With all the talk of automated hedge fund replication and hedge fund “cloning” these days, it’s easy to discount the role of that apparently antiquated technology, the human being, in hedge fund management.
Now Jonathan Treussard of Boston University claims that while robotic algorithmic trading is a critical element of any hedge fund replication technique, “it may come at a high price in terms of adaptivity, dynamic flexibility and risk selection“.
Jut don’t let the robot union find out that human fund managers might be coming back for their jobs!
Human capital is, of course, the scarce resource underlying most hedge fund strategies. And exceptions to this rule are generally the ones most scared of the concept of hedge fund replication. Treussard argues that human capital, not investment strategy per se is the reason for “the industry’s remarkably high remuneration structure“.
Previous studies such as this one cited by Treussard have also suggested that there is a certain je ne sais quoi in high alpha-producing hedge funds that can be attributed to human ingenuity.
So which funds and strategies can benefit most from using this exotic technology called “humans”? Treussard says ones that make “trades for which there is a significant amount of uncertainty regarding the speed of convergence or the chances of divergence.”
He illustrates mathematically that a hedge fund’s “discounted lifetime expected value” is essentially the difference between the cost of a trade and its pay-off less human capital. Human capital creates greater certainty about the timing and volatility of trades and thus creates option-like, positively-skewed returns. Therefore, says Treussard, the “optimal” amount of human capital would be an amount high enough to increase the pay-off without blowing the operating budget of the hedge fund.

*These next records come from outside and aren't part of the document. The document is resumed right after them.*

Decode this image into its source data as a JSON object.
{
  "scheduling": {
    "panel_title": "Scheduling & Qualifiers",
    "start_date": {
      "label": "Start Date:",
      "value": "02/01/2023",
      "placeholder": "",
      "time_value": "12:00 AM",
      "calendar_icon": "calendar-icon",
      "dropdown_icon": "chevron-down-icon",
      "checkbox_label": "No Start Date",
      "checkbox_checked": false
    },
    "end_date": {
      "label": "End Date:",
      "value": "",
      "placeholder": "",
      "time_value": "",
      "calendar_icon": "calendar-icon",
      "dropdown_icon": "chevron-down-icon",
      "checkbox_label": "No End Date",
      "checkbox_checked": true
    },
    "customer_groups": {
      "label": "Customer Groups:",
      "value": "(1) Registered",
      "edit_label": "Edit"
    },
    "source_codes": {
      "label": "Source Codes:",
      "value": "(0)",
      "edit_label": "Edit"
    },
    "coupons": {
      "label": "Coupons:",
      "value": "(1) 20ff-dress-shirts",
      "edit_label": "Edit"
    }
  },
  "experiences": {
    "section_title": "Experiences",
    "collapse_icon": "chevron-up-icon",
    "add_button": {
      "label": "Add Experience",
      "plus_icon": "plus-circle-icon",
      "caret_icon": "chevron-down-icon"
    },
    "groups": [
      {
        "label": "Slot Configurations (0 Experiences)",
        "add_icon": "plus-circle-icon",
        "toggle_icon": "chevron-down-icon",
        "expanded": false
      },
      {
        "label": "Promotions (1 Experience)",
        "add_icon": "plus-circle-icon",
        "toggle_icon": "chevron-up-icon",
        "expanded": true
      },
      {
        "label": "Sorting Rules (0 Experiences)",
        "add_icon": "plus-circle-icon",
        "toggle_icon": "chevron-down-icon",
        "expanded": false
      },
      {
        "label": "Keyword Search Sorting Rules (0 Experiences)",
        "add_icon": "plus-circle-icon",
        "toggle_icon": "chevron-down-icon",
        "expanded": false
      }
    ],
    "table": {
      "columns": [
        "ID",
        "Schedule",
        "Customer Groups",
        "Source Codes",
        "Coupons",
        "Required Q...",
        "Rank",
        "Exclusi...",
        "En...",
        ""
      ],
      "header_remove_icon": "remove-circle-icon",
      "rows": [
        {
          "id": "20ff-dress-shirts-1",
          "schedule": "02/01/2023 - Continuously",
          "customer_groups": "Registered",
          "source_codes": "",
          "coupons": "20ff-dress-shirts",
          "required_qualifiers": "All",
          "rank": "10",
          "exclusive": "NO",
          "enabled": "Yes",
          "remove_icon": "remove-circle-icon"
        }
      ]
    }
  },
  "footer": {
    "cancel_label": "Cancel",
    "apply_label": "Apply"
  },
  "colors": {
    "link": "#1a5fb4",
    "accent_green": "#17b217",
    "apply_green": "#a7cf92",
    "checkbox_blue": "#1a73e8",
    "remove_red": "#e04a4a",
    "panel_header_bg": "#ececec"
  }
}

“…a higher commitment of resources to the retention of human capital allows the fund to make more informed trades (i.e., more human capital raises the value of the implicit quasi-option)…”
Last fall, in an Economist-inspired posting on “talent”, we said that new activities often require human capital in the beginning, but eventually progress toward semi-automation:
“Long ago, ‘transformational’ jobs may have required a lot of judgment. After all, converting copper into bronze tools sounds pretty complex to me. The cave man that figured this out must have been pretty talented.
But new technologies and processes eventually moved the cave men up the learning curve until bronze became a commodity. This cycle of commoditization, where previously complex tasks become commonplace (and inexpensive) reminds us of Pranay Gupta and Jan Straatman’s paper on ‘commoditized’ and ‘non-commoditized’ beta (first brought to our attention by our friend Richard Kang at Seeking Alpha). These two ABP executives argue that alpha is just beta that hasn’t been commoditized yet. They might also argue that ‘tacit’ jobs are just ‘transformational’ jobs that haven’t been commoditized yet.”
Unlike us, however, Treussard backs up his beliefs using extensive mathematical proofs that make heavy use of calculus and outnumber words on many of the study’s pages. The only number we could come up with was in the date field produced by WordPress.
Treussard takes the broad concept of human capital to a molecular level and shows how human capital can actually be measured and evaluated. Since trades are constantly being commoditized and investment opportunities constantly being arbed away, it seems that human capital may be the only sustainable competitive advantage available to hedge fund companies in the future. In Treussard’s words:
“Hedge funds, traditional and clones, are faced with the evaluation of an ongoing flow of potential arbitrage opportunities. Each fund must decide those on which to trade and those on which to pass. What distinguishes funds is the quantity of human capital employed in this evaluation and decision-making process.”